While the European Commission is due to present its proposal on Wednesday (23 February) to make companies accountable for their human rights and environmental compliance, all eyes are on France, which has been a trailblazer with its own due diligence law from 2017.
The contours of the future European law on corporate due diligence, whose presentation has been postponed several times, are still unclear. However, it is likely that Brussels has been looking at the French example when drafting its proposal.
The first of its kind, the French law of 2017 on the duty of care of parent companies and contractors applies to companies employing more than 5,000 employees in France or more than 10,000 employees both in France and abroad.
Since 2019, when the legislation came into force, they have been required to publish a “vigilance plan”.
It is meant to identify risks and prevent “serious violations of human rights and fundamental freedoms, the health and safety of individuals and the environment”, both within their company and with their subcontractors and suppliers.
This plan must include a “mapping” of these risks, “appropriate mitigation actions […] to prevent serious harm” and a “warning and reporting mechanism”.

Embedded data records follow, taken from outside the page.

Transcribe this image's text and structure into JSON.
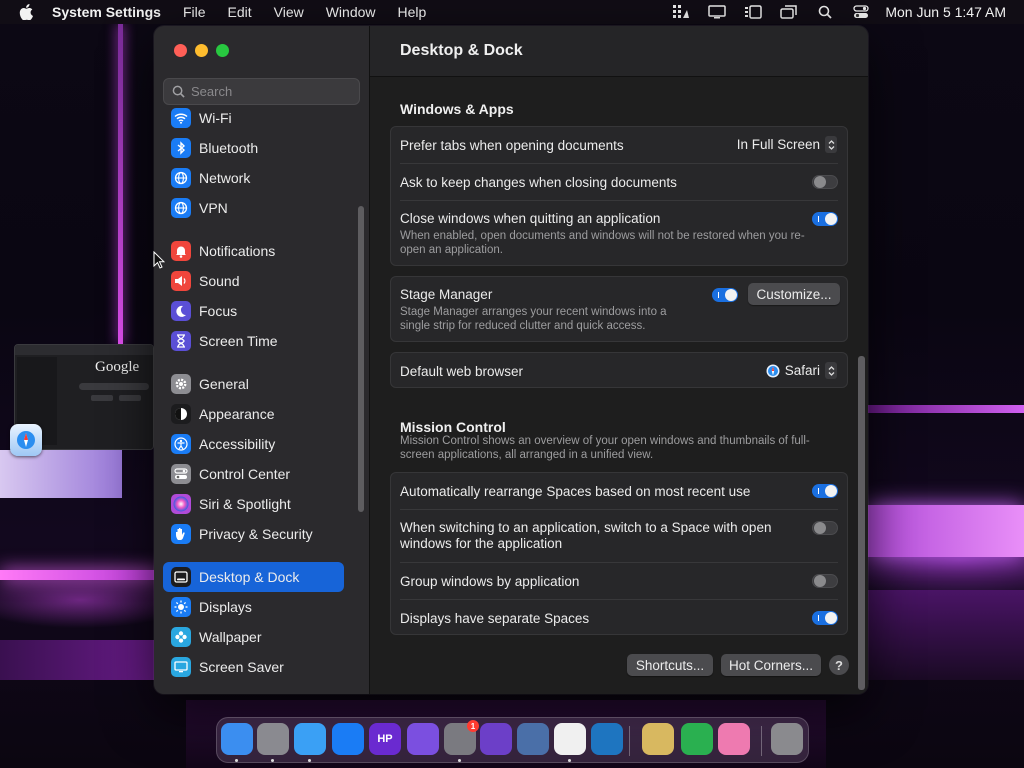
{
  "menubar": {
    "app_name": "System Settings",
    "menus": [
      "File",
      "Edit",
      "View",
      "Window",
      "Help"
    ],
    "clock": "Mon Jun 5  1:47 AM"
  },
  "stage_thumbnail": {
    "label": "Google"
  },
  "window": {
    "search": {
      "placeholder": "Search"
    },
    "sidebar": {
      "items": [
        {
          "label": "Wi-Fi",
          "icon": "wifi-icon",
          "color": "#1a7cf5"
        },
        {
          "label": "Bluetooth",
          "icon": "bluetooth-icon",
          "color": "#1a7cf5"
        },
        {
          "label": "Network",
          "icon": "globe-icon",
          "color": "#1a7cf5"
        },
        {
          "label": "VPN",
          "icon": "globe-icon",
          "color": "#1a7cf5"
        },
        {
          "label": "Notifications",
          "icon": "bell-icon",
          "color": "#f0463c"
        },
        {
          "label": "Sound",
          "icon": "speaker-icon",
          "color": "#f0463c"
        },
        {
          "label": "Focus",
          "icon": "moon-icon",
          "color": "#5b4fd6"
        },
        {
          "label": "Screen Time",
          "icon": "hourglass-icon",
          "color": "#5b4fd6"
        },
        {
          "label": "General",
          "icon": "gear-icon",
          "color": "#8d8d92"
        },
        {
          "label": "Appearance",
          "icon": "appearance-icon",
          "color": "#1c1c1e"
        },
        {
          "label": "Accessibility",
          "icon": "accessibility-icon",
          "color": "#1a7cf5"
        },
        {
          "label": "Control Center",
          "icon": "control-center-icon",
          "color": "#8d8d92"
        },
        {
          "label": "Siri & Spotlight",
          "icon": "siri-icon",
          "color": "#b04bd8"
        },
        {
          "label": "Privacy & Security",
          "icon": "hand-icon",
          "color": "#1a7cf5"
        },
        {
          "label": "Desktop & Dock",
          "icon": "dock-icon",
          "color": "#1c1c1e"
        },
        {
          "label": "Displays",
          "icon": "sun-icon",
          "color": "#1a7cf5"
        },
        {
          "label": "Wallpaper",
          "icon": "flower-icon",
          "color": "#2aa7e0"
        },
        {
          "label": "Screen Saver",
          "icon": "screen-saver-icon",
          "color": "#2aa7e0"
        }
      ],
      "active": "Desktop & Dock"
    },
    "title": "Desktop & Dock",
    "windows_apps": {
      "title": "Windows & Apps",
      "prefer_tabs": {
        "label": "Prefer tabs when opening documents",
        "value": "In Full Screen"
      },
      "ask_keep": {
        "label": "Ask to keep changes when closing documents",
        "on": false
      },
      "close_windows": {
        "label": "Close windows when quitting an application",
        "description": "When enabled, open documents and windows will not be restored when you re-open an application.",
        "on": true
      }
    },
    "stage_manager": {
      "label": "Stage Manager",
      "description": "Stage Manager arranges your recent windows into a single strip for reduced clutter and quick access.",
      "on": true,
      "customize_label": "Customize..."
    },
    "default_browser": {
      "label": "Default web browser",
      "value": "Safari"
    },
    "mission_control": {
      "title": "Mission Control",
      "description": "Mission Control shows an overview of your open windows and thumbnails of full-screen applications, all arranged in a unified view.",
      "rearrange": {
        "label": "Automatically rearrange Spaces based on most recent use",
        "on": true
      },
      "switch_space": {
        "label": "When switching to an application, switch to a Space with open windows for the application",
        "on": false
      },
      "group_windows": {
        "label": "Group windows by application",
        "on": false
      },
      "separate_spaces": {
        "label": "Displays have separate Spaces",
        "on": true
      }
    },
    "footer": {
      "shortcuts_label": "Shortcuts...",
      "hot_corners_label": "Hot Corners...",
      "help_label": "?"
    }
  },
  "dock": {
    "apps": [
      {
        "name": "finder-icon",
        "color": "#3b8ef0"
      },
      {
        "name": "launchpad-icon",
        "color": "#8a8a90"
      },
      {
        "name": "safari-icon",
        "color": "#3aa0f5"
      },
      {
        "name": "app-store-icon",
        "color": "#1a7cf5"
      },
      {
        "name": "hp-icon",
        "color": "#6a2ad0",
        "text": "HP"
      },
      {
        "name": "purple-app-icon",
        "color": "#7b4fe0"
      },
      {
        "name": "system-settings-icon",
        "color": "#7a7a80",
        "badge": "1"
      },
      {
        "name": "visual-studio-icon",
        "color": "#6c3fc8"
      },
      {
        "name": "xcode-icon",
        "color": "#4a6fa8"
      },
      {
        "name": "book-app-icon",
        "color": "#f0f0f0"
      },
      {
        "name": "vscode-icon",
        "color": "#1e75c0"
      },
      {
        "name": "archive-icon",
        "color": "#d8b860"
      },
      {
        "name": "tile-app-icon",
        "color": "#2ab050"
      },
      {
        "name": "pink-app-icon",
        "color": "#ee7ab0"
      },
      {
        "name": "trash-icon",
        "color": "#8a8a8e"
      }
    ]
  },
  "colors": {
    "accent": "#1764d8",
    "toggle_on": "#1a6fe0"
  }
}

In the event of a breach, the companies concerned may be prosecuted “by any person who can show an interest in acting to that end”.
For the rapporteur of the text at the time, the Socialist member of the French parliament Dominique Potier, this is a “cultural revolution” that is part of a more global awareness of our societies, driven by “citizens as consumers” who have become demanding on ethical issues – like the many debates in recent years around the issue of forced labour of Uighurs or “fast-fashion”.
“This has changed everything from a legal point of view,” explained Léa Kulinowski, a legal officer at the French branch of the Friends of the Earth, an environmental NGO that was at the forefront of the drafting of the 2017 text.
It is now using the text to hold energy giant Total to account for its plan to drill hundreds of oil wells in the heart of a natural park in Uganda.
“It finally makes companies face up to their responsibilities,” Kulinowski told EURACTIV, even if she recognised the limits of the French text.
Lessons to be learned
While Potier is aware of the “imperfections” of the French text, he stressed that it “carries a real ambition with its systematic approach to human and environmental rights up to the end of the production chain” and suggested that the European Commission should keep this spirit.
“Stopping at the first level of subcontractors would have the mechanical effect of moving criminal behaviour on,” he remarked in an interview with EURACTIV.
Charles-Henri Boeringer, a partner at the international business law firm Clifford Chance, whose clients include big multinationals, said the French law, “even if it took a little time to produce effects, is now accepted and implemented by companies. NGOs have taken it up and their appeals, which are still few in number, are very structured”.
Among the “weaknesses” of the text, Boeringer pointed to its “lack of precision”, its “difficult articulation” with other legislation, “the perception of a legal risk that is insufficiently defined and too indirect” as well as “the problems of distortion of competition” raised by the actors concerned who felt that the national level was not the right one.
Friends of the Earth regretted that the scope of the French law was too narrow. Kulinowski said the “too low” thresholds prevent the prosecution of certain companies whose environmental practices she considers problematic.
Boeringer, for his part, warned that it was “a very ambitious project with major obligations for companies will be difficult for small and medium-sized enterprises to implement”.
Dominique Potier, however, pointed out that few SMEs work internationally and would be affected and called for proportionate measures. “Rather than resisting, large companies should play the game to the end,” he said.
Burden of proof
Kulinowski expects the EU proposal to establish not just a “duty to report”, but real legal liability – like the French counterpart, for which Potier welcomed the fact that “infringements are a matter for civil and not administrative jurisdiction”.
Observers will also focus on the burden of proof and especially the reversal that the European proposal could introduce.
Instead of workers or environmentalists having to prove that a damage in a European company’s value chain was that particular company’s responsibility, companies might in future have to prove that they have done the necessary due diligence to prevent such damages.
“We must remember that the aim is to prevent infringements,” said Kulinowski, noting that it is not easy to provide evidence in proceedings against multinationals that have considerable resources at their disposal.
Potier, who is due to present a review of the 2017 law to his colleagues on Tuesday (22 February), acknowledged that this is the “likely evolution of the legislation in the long run”. “It wasn’t accepted at the time,” he recalled, pointing out that it was “politically out of reach” at the time.
“This mechanism for reversing the burden of proof is very restrictive and companies will pay particular attention to it so that their liability is not automatically implicated”, noted Boeringer.
In general, he stressed that companies need clarity and legibility in the definitions, application and scope of the text.
“But is the European Commission’s draft faithful to the spirit of French law?” wondered Potier. The Commission will provide the answer on 23 February.
[Edited by János Ammann/Zoran Radosavljevic]